— Task instructions —
Look for "thumbs" in every line of the listing. Copy the lines that have it.

— Exercise materials —
== Segment start ==

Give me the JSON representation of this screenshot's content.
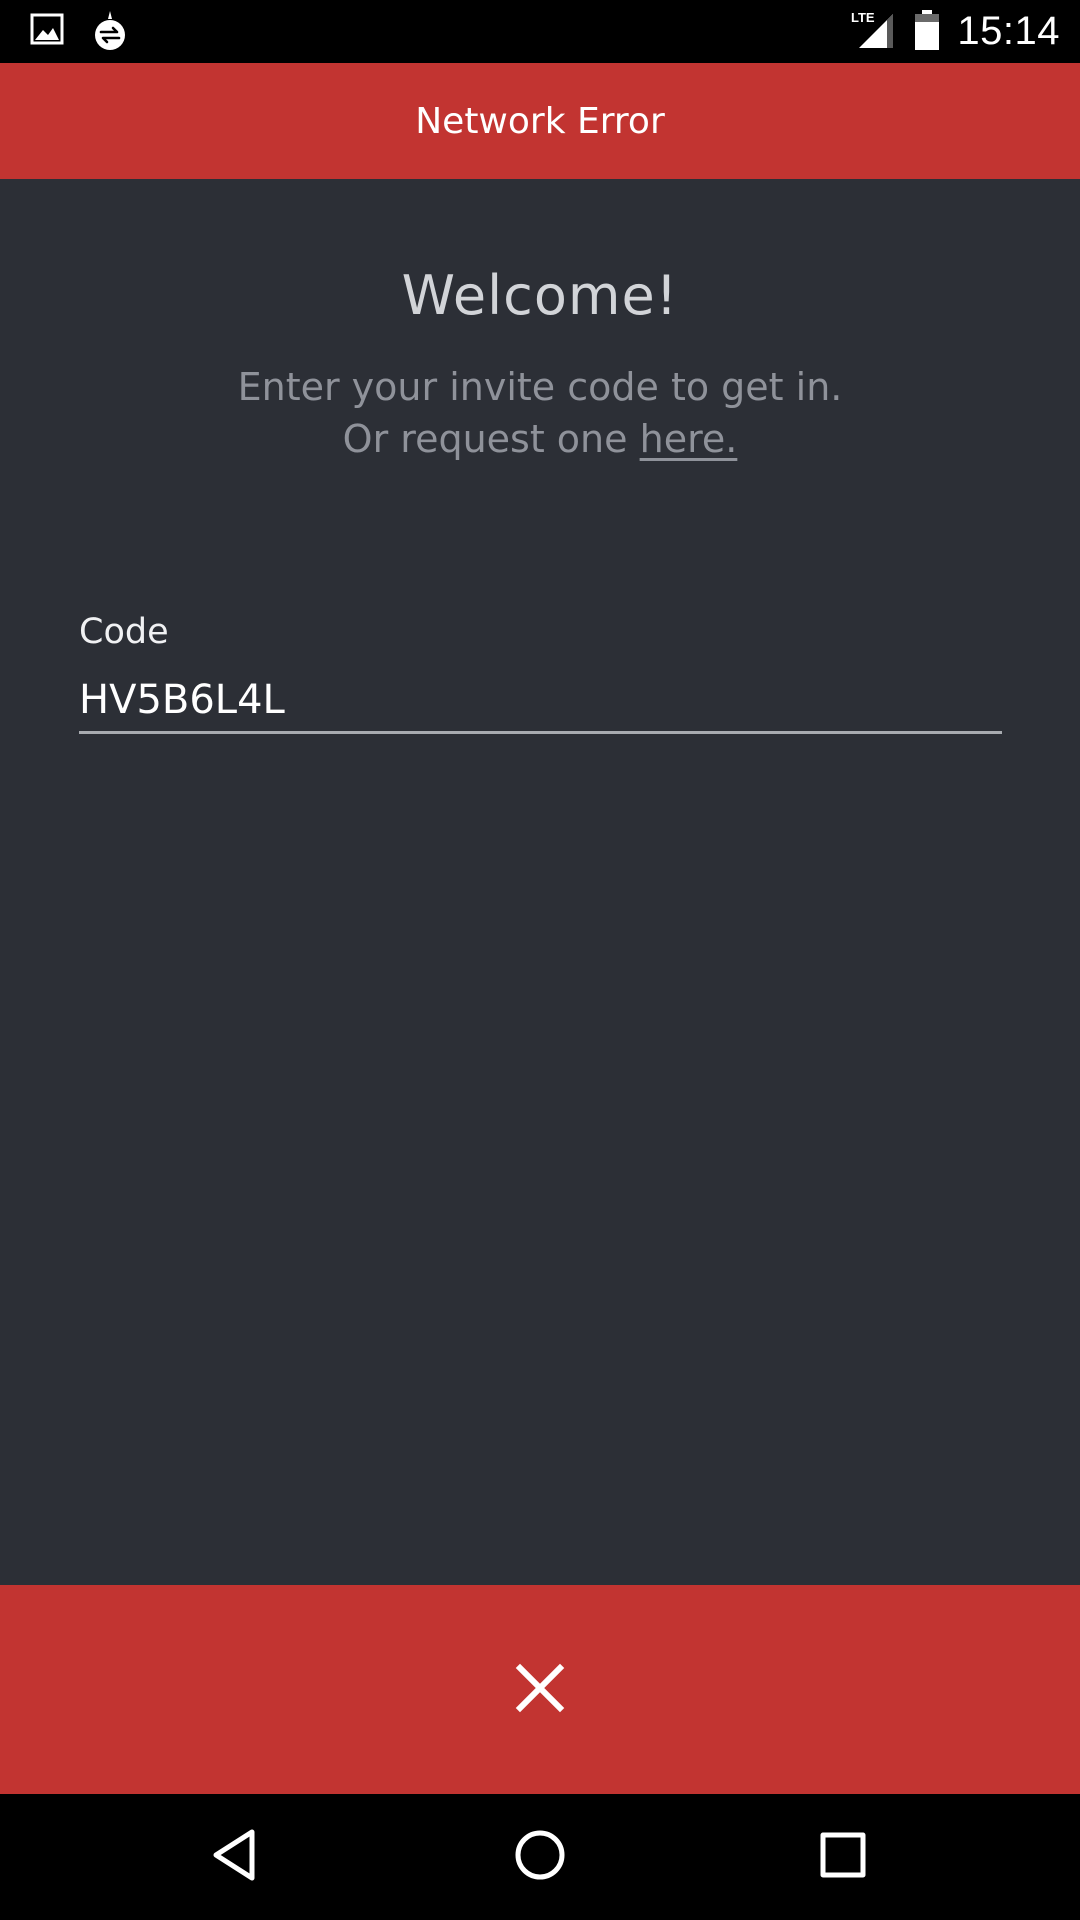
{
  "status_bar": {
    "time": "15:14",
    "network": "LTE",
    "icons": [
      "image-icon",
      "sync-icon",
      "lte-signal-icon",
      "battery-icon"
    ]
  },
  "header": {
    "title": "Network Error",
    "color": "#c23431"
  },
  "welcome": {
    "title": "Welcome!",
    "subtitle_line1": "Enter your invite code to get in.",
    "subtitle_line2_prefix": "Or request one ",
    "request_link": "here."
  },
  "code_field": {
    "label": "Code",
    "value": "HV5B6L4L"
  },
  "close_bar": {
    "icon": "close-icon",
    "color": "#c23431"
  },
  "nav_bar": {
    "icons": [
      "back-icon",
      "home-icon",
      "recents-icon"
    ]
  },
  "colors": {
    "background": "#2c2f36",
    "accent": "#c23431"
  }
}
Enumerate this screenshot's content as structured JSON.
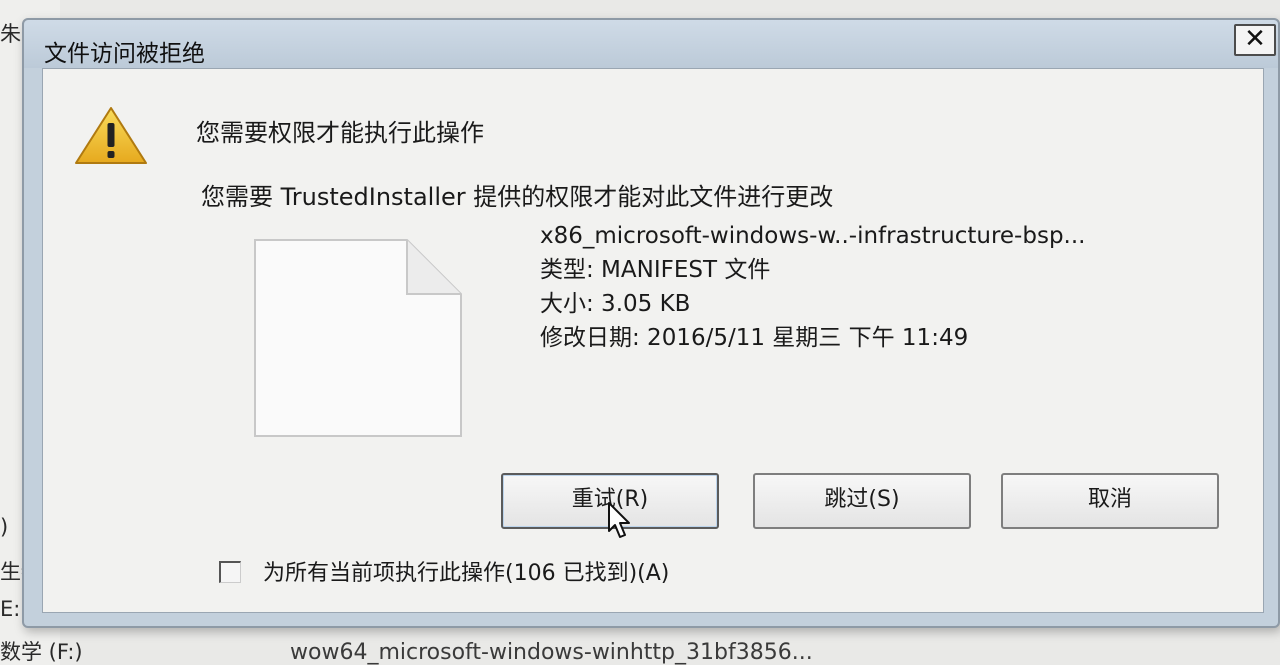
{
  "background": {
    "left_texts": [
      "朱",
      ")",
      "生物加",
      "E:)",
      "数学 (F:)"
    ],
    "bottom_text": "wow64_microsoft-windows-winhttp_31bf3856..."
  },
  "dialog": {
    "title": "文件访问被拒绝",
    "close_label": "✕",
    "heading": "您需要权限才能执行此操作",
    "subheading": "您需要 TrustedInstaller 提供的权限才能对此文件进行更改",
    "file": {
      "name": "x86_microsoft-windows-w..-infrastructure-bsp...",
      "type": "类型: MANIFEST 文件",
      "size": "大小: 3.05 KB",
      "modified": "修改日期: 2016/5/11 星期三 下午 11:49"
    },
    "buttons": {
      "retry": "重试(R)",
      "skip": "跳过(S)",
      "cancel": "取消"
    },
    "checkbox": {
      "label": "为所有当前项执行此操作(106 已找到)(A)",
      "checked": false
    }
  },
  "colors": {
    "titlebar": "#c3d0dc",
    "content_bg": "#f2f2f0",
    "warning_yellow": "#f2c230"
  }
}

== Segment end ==
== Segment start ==

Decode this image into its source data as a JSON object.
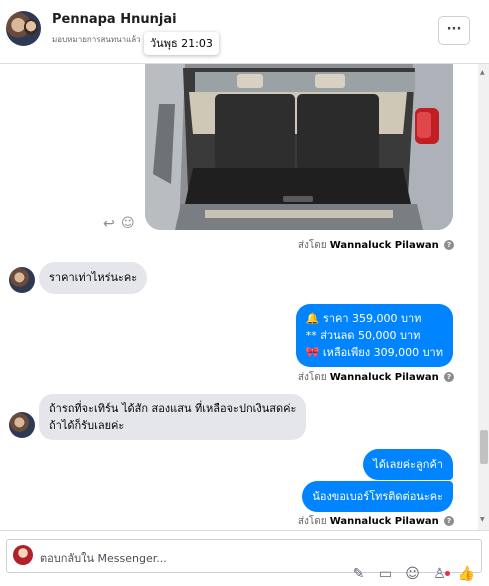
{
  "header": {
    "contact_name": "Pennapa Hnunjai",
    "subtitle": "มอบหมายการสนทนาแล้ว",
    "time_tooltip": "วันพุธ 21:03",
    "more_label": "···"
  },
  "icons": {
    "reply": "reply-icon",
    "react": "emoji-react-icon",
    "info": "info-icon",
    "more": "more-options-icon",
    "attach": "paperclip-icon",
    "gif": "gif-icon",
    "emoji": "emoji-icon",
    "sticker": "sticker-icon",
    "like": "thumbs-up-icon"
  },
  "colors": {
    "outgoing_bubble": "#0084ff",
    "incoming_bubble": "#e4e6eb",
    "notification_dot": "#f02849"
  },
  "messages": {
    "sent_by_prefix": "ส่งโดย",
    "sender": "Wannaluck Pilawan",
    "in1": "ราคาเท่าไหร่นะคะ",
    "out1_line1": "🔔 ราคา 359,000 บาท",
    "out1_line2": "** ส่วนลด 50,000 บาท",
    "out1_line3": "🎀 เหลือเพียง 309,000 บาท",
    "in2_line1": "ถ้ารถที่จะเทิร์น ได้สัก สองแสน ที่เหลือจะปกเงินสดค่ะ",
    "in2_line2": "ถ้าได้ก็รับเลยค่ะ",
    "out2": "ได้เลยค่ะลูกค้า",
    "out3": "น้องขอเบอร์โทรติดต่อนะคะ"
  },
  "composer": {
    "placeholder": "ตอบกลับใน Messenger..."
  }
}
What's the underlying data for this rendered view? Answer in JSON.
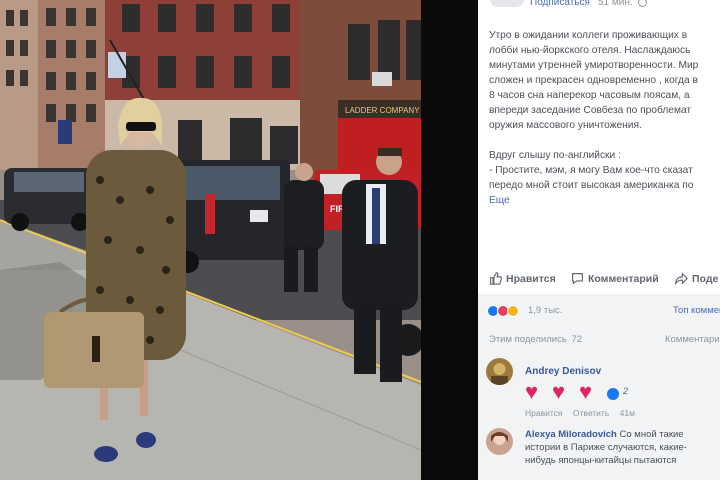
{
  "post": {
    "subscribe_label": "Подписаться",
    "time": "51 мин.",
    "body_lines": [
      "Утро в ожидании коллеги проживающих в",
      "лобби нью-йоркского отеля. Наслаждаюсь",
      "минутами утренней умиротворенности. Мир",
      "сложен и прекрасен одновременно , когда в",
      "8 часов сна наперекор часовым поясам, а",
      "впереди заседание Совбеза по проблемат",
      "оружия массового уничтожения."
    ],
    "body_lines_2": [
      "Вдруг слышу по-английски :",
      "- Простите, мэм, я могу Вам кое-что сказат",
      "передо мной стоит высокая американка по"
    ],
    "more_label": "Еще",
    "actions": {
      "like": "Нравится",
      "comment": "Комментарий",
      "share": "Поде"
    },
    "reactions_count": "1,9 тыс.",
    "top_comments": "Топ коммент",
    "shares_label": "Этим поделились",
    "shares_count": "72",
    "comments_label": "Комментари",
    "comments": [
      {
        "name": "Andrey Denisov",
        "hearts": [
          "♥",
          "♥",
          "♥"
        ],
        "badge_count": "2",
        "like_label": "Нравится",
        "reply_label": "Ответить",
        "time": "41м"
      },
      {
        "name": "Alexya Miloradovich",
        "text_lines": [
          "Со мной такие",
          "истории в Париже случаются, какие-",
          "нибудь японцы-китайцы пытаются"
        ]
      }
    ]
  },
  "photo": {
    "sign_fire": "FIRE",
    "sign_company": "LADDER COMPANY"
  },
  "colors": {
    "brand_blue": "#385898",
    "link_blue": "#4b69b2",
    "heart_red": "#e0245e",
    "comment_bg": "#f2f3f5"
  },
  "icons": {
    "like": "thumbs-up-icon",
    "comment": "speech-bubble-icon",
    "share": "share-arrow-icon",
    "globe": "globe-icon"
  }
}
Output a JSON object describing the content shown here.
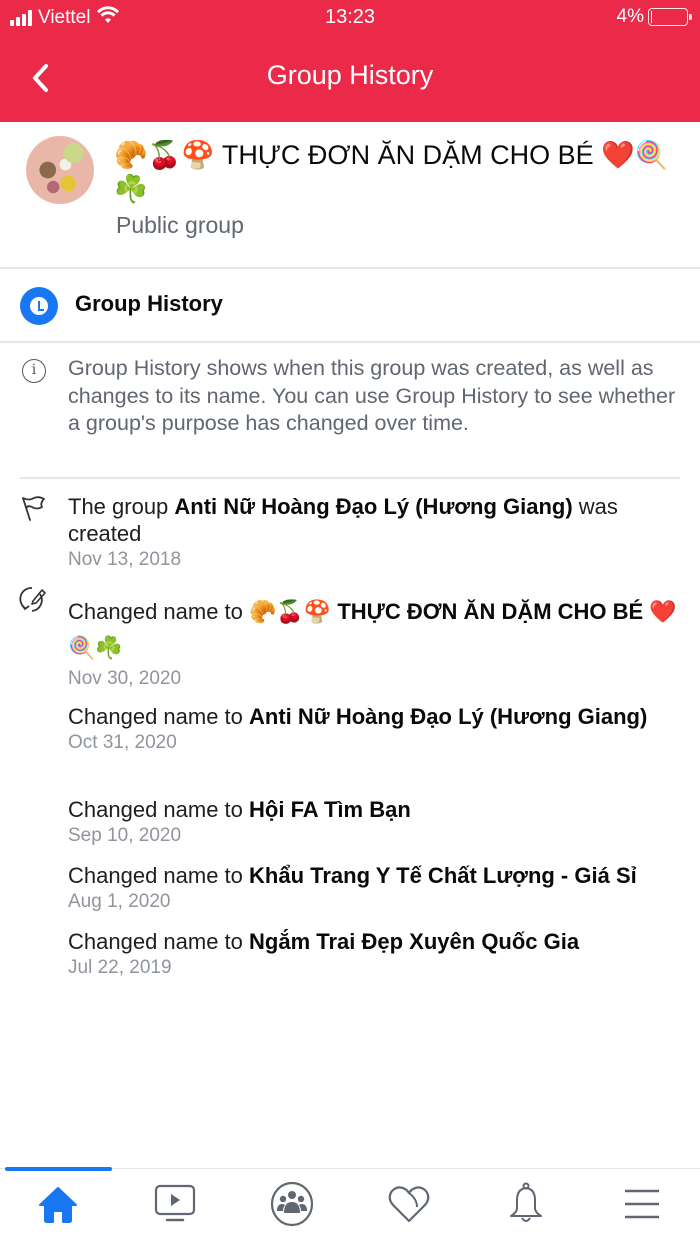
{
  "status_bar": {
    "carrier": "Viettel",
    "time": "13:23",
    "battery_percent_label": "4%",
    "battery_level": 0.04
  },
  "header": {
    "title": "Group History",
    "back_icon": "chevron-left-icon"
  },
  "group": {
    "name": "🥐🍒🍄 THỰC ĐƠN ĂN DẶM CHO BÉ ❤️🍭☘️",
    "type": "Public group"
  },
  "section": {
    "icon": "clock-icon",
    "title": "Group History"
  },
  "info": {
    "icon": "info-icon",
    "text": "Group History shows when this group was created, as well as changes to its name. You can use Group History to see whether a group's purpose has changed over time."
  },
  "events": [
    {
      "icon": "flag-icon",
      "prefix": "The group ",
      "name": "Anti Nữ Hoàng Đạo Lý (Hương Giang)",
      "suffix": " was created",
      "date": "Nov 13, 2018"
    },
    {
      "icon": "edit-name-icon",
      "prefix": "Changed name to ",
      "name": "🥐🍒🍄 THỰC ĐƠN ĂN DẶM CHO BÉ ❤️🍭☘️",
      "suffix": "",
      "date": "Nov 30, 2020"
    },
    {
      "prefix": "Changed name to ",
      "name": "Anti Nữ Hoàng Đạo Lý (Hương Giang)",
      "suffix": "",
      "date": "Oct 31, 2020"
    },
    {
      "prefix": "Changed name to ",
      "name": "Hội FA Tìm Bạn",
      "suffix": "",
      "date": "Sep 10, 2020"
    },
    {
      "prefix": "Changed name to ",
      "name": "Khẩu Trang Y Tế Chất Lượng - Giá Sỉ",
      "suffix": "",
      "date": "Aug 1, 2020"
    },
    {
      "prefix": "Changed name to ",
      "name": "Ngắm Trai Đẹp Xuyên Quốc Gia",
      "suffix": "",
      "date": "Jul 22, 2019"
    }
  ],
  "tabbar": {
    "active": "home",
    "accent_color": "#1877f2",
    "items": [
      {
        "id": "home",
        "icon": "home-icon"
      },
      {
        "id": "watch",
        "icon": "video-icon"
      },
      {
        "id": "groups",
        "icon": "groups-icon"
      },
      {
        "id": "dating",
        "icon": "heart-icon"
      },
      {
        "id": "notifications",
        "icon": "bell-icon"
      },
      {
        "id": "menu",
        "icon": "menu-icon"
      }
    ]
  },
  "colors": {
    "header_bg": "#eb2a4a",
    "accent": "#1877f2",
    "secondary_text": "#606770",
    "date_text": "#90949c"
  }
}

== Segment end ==

— Response below —
    "like": "thumbs-up-icon"
    "like": "thumbs-up-icon",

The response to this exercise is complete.